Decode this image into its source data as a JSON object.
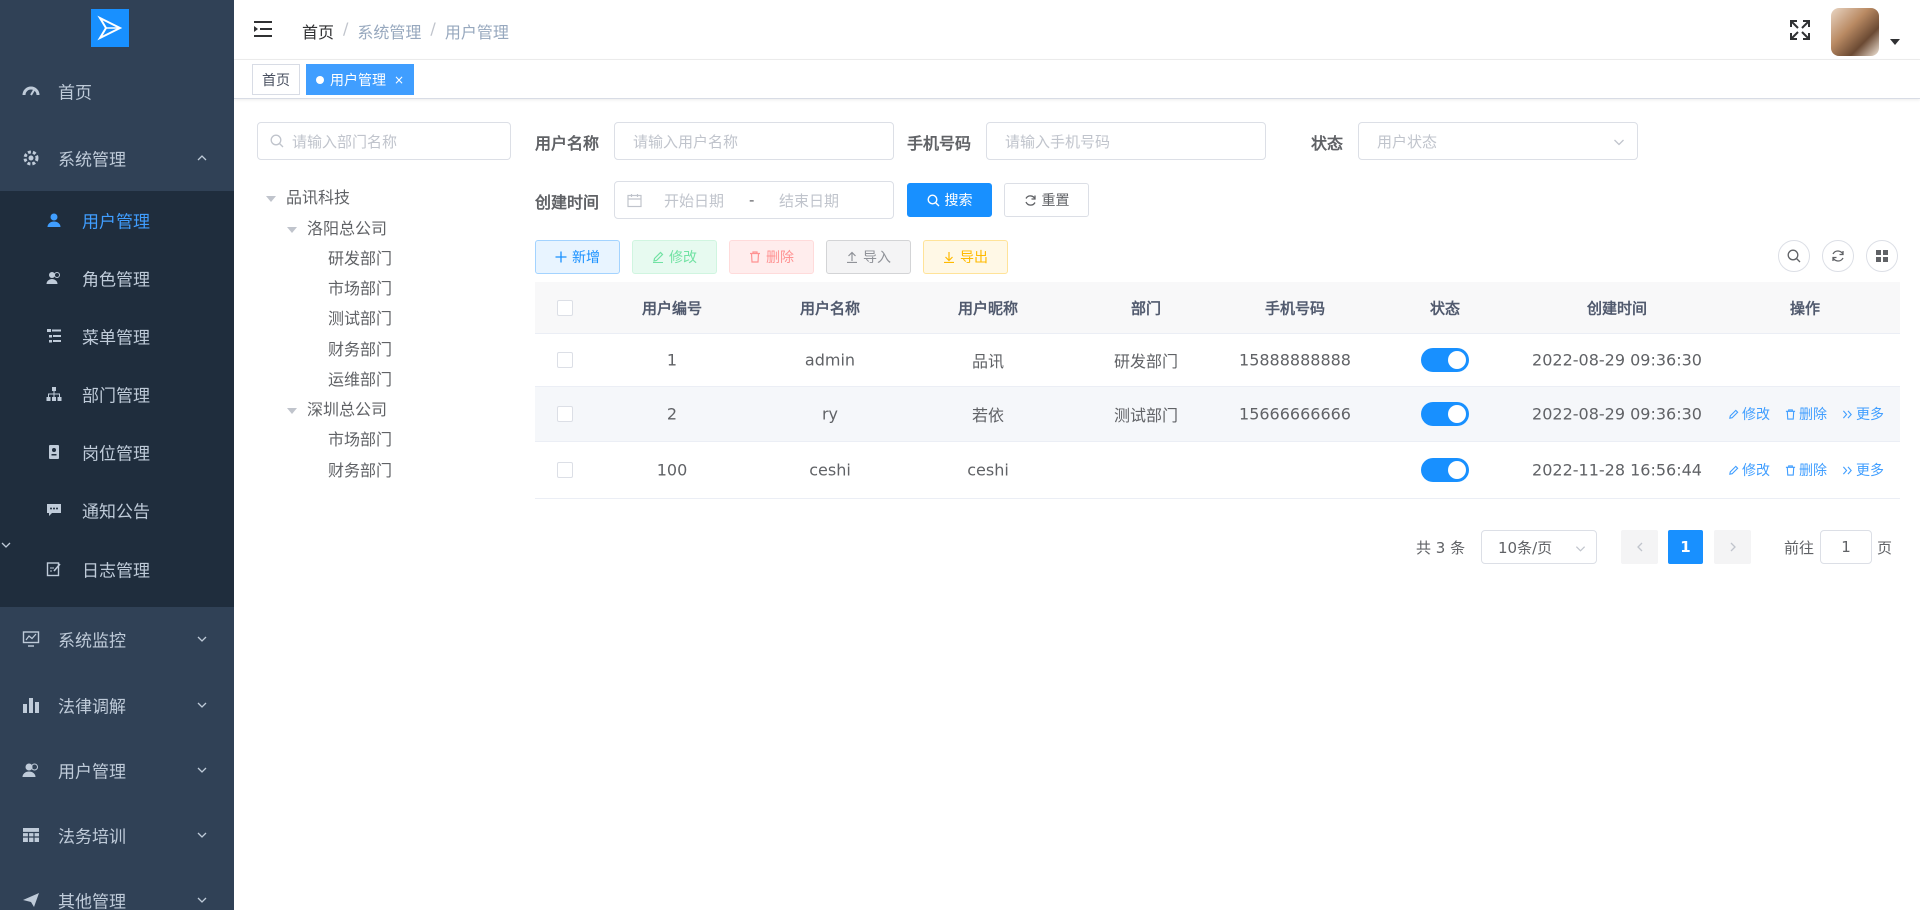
{
  "sidebar": {
    "items": [
      {
        "label": "首页",
        "icon": "dashboard-icon"
      },
      {
        "label": "系统管理",
        "icon": "gear-icon",
        "expanded": true
      },
      {
        "label": "系统监控",
        "icon": "monitor-icon"
      },
      {
        "label": "法律调解",
        "icon": "bar-chart-icon"
      },
      {
        "label": "用户管理",
        "icon": "peoples-icon"
      },
      {
        "label": "法务培训",
        "icon": "table-icon"
      },
      {
        "label": "其他管理",
        "icon": "send-icon"
      }
    ],
    "submenu": [
      {
        "label": "用户管理",
        "icon": "user-icon",
        "active": true
      },
      {
        "label": "角色管理",
        "icon": "peoples-icon"
      },
      {
        "label": "菜单管理",
        "icon": "tree-table-icon"
      },
      {
        "label": "部门管理",
        "icon": "tree-icon"
      },
      {
        "label": "岗位管理",
        "icon": "post-icon"
      },
      {
        "label": "通知公告",
        "icon": "message-icon"
      },
      {
        "label": "日志管理",
        "icon": "log-icon"
      }
    ]
  },
  "header": {
    "breadcrumb": [
      "首页",
      "系统管理",
      "用户管理"
    ]
  },
  "tags": {
    "home": "首页",
    "active": "用户管理",
    "close": "×"
  },
  "tree": {
    "search_placeholder": "请输入部门名称",
    "root": "品讯科技",
    "groups": [
      {
        "label": "洛阳总公司",
        "children": [
          "研发部门",
          "市场部门",
          "测试部门",
          "财务部门",
          "运维部门"
        ]
      },
      {
        "label": "深圳总公司",
        "children": [
          "市场部门",
          "财务部门"
        ]
      }
    ]
  },
  "form": {
    "username_label": "用户名称",
    "username_placeholder": "请输入用户名称",
    "phone_label": "手机号码",
    "phone_placeholder": "请输入手机号码",
    "status_label": "状态",
    "status_placeholder": "用户状态",
    "created_label": "创建时间",
    "start_placeholder": "开始日期",
    "range_sep": "-",
    "end_placeholder": "结束日期",
    "search_button": "搜索",
    "reset_button": "重置"
  },
  "toolbar": {
    "add": "新增",
    "edit": "修改",
    "delete": "删除",
    "import": "导入",
    "export": "导出"
  },
  "table": {
    "columns": [
      "用户编号",
      "用户名称",
      "用户昵称",
      "部门",
      "手机号码",
      "状态",
      "创建时间",
      "操作"
    ],
    "rows": [
      {
        "id": "1",
        "username": "admin",
        "nickname": "品讯",
        "dept": "研发部门",
        "phone": "15888888888",
        "status": true,
        "created": "2022-08-29 09:36:30",
        "actions": false
      },
      {
        "id": "2",
        "username": "ry",
        "nickname": "若依",
        "dept": "测试部门",
        "phone": "15666666666",
        "status": true,
        "created": "2022-08-29 09:36:30",
        "actions": true
      },
      {
        "id": "100",
        "username": "ceshi",
        "nickname": "ceshi",
        "dept": "",
        "phone": "",
        "status": true,
        "created": "2022-11-28 16:56:44",
        "actions": true
      }
    ],
    "action_labels": {
      "edit": "修改",
      "delete": "删除",
      "more": "更多"
    }
  },
  "pagination": {
    "total": "共 3 条",
    "page_size": "10条/页",
    "current": "1",
    "goto_label": "前往",
    "goto_value": "1",
    "page_unit": "页"
  },
  "colors": {
    "sidebar_bg": "#304156",
    "submenu_bg": "#1f2d3d",
    "primary": "#1890ff",
    "active_text": "#409eff"
  }
}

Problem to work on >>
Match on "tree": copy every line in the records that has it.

Task solution >>
        "icon": "tree-table-icon"
        "icon": "tree-icon"
  "tree": {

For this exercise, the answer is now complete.